'''

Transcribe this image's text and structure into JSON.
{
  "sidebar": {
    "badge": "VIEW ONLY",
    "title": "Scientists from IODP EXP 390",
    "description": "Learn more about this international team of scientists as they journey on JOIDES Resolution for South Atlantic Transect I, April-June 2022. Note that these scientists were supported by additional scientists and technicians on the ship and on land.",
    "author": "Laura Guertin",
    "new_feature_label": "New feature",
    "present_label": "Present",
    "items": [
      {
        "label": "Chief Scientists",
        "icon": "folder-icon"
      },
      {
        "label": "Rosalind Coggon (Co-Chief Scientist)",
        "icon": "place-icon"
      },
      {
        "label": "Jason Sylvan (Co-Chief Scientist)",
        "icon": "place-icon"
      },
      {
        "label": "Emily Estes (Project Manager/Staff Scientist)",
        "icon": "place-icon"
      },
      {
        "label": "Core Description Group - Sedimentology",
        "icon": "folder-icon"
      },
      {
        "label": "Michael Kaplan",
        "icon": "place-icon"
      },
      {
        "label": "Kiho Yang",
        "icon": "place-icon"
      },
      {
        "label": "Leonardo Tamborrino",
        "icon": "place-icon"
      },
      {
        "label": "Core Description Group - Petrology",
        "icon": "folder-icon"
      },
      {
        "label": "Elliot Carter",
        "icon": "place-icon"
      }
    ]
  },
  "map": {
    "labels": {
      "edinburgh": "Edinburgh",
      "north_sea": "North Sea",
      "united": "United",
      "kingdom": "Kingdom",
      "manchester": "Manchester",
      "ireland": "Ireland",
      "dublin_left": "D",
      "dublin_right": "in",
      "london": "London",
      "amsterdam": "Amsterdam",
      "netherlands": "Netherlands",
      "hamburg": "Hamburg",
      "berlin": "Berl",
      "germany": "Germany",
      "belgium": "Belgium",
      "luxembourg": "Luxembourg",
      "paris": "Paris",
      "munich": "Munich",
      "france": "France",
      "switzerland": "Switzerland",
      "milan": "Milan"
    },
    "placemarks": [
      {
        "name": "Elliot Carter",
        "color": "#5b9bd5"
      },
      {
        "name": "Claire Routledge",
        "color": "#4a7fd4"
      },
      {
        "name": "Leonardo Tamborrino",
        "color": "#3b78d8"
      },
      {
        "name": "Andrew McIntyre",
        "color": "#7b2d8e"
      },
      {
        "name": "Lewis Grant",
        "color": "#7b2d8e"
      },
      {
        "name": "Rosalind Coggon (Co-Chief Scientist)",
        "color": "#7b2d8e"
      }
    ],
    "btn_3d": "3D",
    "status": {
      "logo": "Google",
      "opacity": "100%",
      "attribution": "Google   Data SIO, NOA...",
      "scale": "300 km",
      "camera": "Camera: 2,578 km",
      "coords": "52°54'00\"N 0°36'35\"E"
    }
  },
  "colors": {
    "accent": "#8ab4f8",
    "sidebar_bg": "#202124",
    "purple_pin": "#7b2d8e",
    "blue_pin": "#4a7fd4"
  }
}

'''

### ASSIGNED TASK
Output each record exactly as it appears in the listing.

### RESULT FOR THIS TASK
Transcribe this image's text and structure into JSON.
{
  "sidebar": {
    "badge": "VIEW ONLY",
    "title": "Scientists from IODP EXP 390",
    "description": "Learn more about this international team of scientists as they journey on JOIDES Resolution for South Atlantic Transect I, April-June 2022. Note that these scientists were supported by additional scientists and technicians on the ship and on land.",
    "author": "Laura Guertin",
    "new_feature_label": "New feature",
    "present_label": "Present",
    "items": [
      {
        "label": "Chief Scientists",
        "icon": "folder-icon"
      },
      {
        "label": "Rosalind Coggon (Co-Chief Scientist)",
        "icon": "place-icon"
      },
      {
        "label": "Jason Sylvan (Co-Chief Scientist)",
        "icon": "place-icon"
      },
      {
        "label": "Emily Estes (Project Manager/Staff Scientist)",
        "icon": "place-icon"
      },
      {
        "label": "Core Description Group - Sedimentology",
        "icon": "folder-icon"
      },
      {
        "label": "Michael Kaplan",
        "icon": "place-icon"
      },
      {
        "label": "Kiho Yang",
        "icon": "place-icon"
      },
      {
        "label": "Leonardo Tamborrino",
        "icon": "place-icon"
      },
      {
        "label": "Core Description Group - Petrology",
        "icon": "folder-icon"
      },
      {
        "label": "Elliot Carter",
        "icon": "place-icon"
      }
    ]
  },
  "map": {
    "labels": {
      "edinburgh": "Edinburgh",
      "north_sea": "North Sea",
      "united": "United",
      "kingdom": "Kingdom",
      "manchester": "Manchester",
      "ireland": "Ireland",
      "dublin_left": "D",
      "dublin_right": "in",
      "london": "London",
      "amsterdam": "Amsterdam",
      "netherlands": "Netherlands",
      "hamburg": "Hamburg",
      "berlin": "Berl",
      "germany": "Germany",
      "belgium": "Belgium",
      "luxembourg": "Luxembourg",
      "paris": "Paris",
      "munich": "Munich",
      "france": "France",
      "switzerland": "Switzerland",
      "milan": "Milan"
    },
    "placemarks": [
      {
        "name": "Elliot Carter",
        "color": "#5b9bd5"
      },
      {
        "name": "Claire Routledge",
        "color": "#4a7fd4"
      },
      {
        "name": "Leonardo Tamborrino",
        "color": "#3b78d8"
      },
      {
        "name": "Andrew McIntyre",
        "color": "#7b2d8e"
      },
      {
        "name": "Lewis Grant",
        "color": "#7b2d8e"
      },
      {
        "name": "Rosalind Coggon (Co-Chief Scientist)",
        "color": "#7b2d8e"
      }
    ],
    "btn_3d": "3D",
    "status": {
      "logo": "Google",
      "opacity": "100%",
      "attribution": "Google   Data SIO, NOA...",
      "scale": "300 km",
      "camera": "Camera: 2,578 km",
      "coords": "52°54'00\"N 0°36'35\"E"
    }
  },
  "colors": {
    "accent": "#8ab4f8",
    "sidebar_bg": "#202124",
    "purple_pin": "#7b2d8e",
    "blue_pin": "#4a7fd4"
  }
}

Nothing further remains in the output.